(Task material Opens)
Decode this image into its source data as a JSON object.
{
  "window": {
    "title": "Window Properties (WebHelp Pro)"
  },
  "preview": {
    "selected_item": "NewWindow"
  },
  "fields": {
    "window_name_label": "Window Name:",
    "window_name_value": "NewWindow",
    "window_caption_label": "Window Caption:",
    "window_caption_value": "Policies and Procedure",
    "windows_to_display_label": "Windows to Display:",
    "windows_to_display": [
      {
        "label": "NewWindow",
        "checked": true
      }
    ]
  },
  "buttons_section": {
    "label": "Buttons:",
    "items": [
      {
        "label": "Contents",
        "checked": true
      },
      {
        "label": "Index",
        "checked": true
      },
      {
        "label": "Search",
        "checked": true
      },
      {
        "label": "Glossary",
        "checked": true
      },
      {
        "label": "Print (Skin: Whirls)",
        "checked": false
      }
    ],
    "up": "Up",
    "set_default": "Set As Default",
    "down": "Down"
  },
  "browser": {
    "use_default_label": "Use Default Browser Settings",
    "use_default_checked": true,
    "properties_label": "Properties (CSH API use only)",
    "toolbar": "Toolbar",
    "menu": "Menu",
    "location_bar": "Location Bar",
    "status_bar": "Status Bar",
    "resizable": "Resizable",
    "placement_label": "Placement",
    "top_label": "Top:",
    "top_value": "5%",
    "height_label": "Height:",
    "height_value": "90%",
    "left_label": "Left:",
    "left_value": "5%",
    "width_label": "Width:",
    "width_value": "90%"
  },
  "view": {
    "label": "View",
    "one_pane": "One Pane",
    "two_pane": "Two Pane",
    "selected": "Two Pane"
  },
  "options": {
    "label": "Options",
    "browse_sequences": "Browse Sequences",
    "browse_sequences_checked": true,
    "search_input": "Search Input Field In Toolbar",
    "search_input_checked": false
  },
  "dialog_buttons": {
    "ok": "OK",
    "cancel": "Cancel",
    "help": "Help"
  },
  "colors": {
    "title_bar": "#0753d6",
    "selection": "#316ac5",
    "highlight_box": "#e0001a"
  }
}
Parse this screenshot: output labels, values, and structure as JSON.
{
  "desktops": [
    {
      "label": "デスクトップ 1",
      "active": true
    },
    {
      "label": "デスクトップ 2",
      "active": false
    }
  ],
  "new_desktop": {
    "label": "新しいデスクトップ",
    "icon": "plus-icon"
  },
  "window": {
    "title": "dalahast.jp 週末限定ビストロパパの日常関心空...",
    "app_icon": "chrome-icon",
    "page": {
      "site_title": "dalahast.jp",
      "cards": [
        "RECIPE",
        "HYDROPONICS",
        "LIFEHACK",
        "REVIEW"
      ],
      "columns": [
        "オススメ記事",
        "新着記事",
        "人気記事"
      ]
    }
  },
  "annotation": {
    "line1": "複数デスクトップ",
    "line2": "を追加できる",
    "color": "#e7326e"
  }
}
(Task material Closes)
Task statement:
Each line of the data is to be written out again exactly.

Solution:
Decode this image into its source data as a JSON object.
{
  "window": {
    "title": "Window Properties (WebHelp Pro)"
  },
  "preview": {
    "selected_item": "NewWindow"
  },
  "fields": {
    "window_name_label": "Window Name:",
    "window_name_value": "NewWindow",
    "window_caption_label": "Window Caption:",
    "window_caption_value": "Policies and Procedure",
    "windows_to_display_label": "Windows to Display:",
    "windows_to_display": [
      {
        "label": "NewWindow",
        "checked": true
      }
    ]
  },
  "buttons_section": {
    "label": "Buttons:",
    "items": [
      {
        "label": "Contents",
        "checked": true
      },
      {
        "label": "Index",
        "checked": true
      },
      {
        "label": "Search",
        "checked": true
      },
      {
        "label": "Glossary",
        "checked": true
      },
      {
        "label": "Print (Skin: Whirls)",
        "checked": false
      }
    ],
    "up": "Up",
    "set_default": "Set As Default",
    "down": "Down"
  },
  "browser": {
    "use_default_label": "Use Default Browser Settings",
    "use_default_checked": true,
    "properties_label": "Properties (CSH API use only)",
    "toolbar": "Toolbar",
    "menu": "Menu",
    "location_bar": "Location Bar",
    "status_bar": "Status Bar",
    "resizable": "Resizable",
    "placement_label": "Placement",
    "top_label": "Top:",
    "top_value": "5%",
    "height_label": "Height:",
    "height_value": "90%",
    "left_label": "Left:",
    "left_value": "5%",
    "width_label": "Width:",
    "width_value": "90%"
  },
  "view": {
    "label": "View",
    "one_pane": "One Pane",
    "two_pane": "Two Pane",
    "selected": "Two Pane"
  },
  "options": {
    "label": "Options",
    "browse_sequences": "Browse Sequences",
    "browse_sequences_checked": true,
    "search_input": "Search Input Field In Toolbar",
    "search_input_checked": false
  },
  "dialog_buttons": {
    "ok": "OK",
    "cancel": "Cancel",
    "help": "Help"
  },
  "colors": {
    "title_bar": "#0753d6",
    "selection": "#316ac5",
    "highlight_box": "#e0001a"
  }
}
Parse this screenshot: output labels, values, and structure as JSON.
{
  "desktops": [
    {
      "label": "デスクトップ 1",
      "active": true
    },
    {
      "label": "デスクトップ 2",
      "active": false
    }
  ],
  "new_desktop": {
    "label": "新しいデスクトップ",
    "icon": "plus-icon"
  },
  "window": {
    "title": "dalahast.jp 週末限定ビストロパパの日常関心空...",
    "app_icon": "chrome-icon",
    "page": {
      "site_title": "dalahast.jp",
      "cards": [
        "RECIPE",
        "HYDROPONICS",
        "LIFEHACK",
        "REVIEW"
      ],
      "columns": [
        "オススメ記事",
        "新着記事",
        "人気記事"
      ]
    }
  },
  "annotation": {
    "line1": "複数デスクトップ",
    "line2": "を追加できる",
    "color": "#e7326e"
  }
}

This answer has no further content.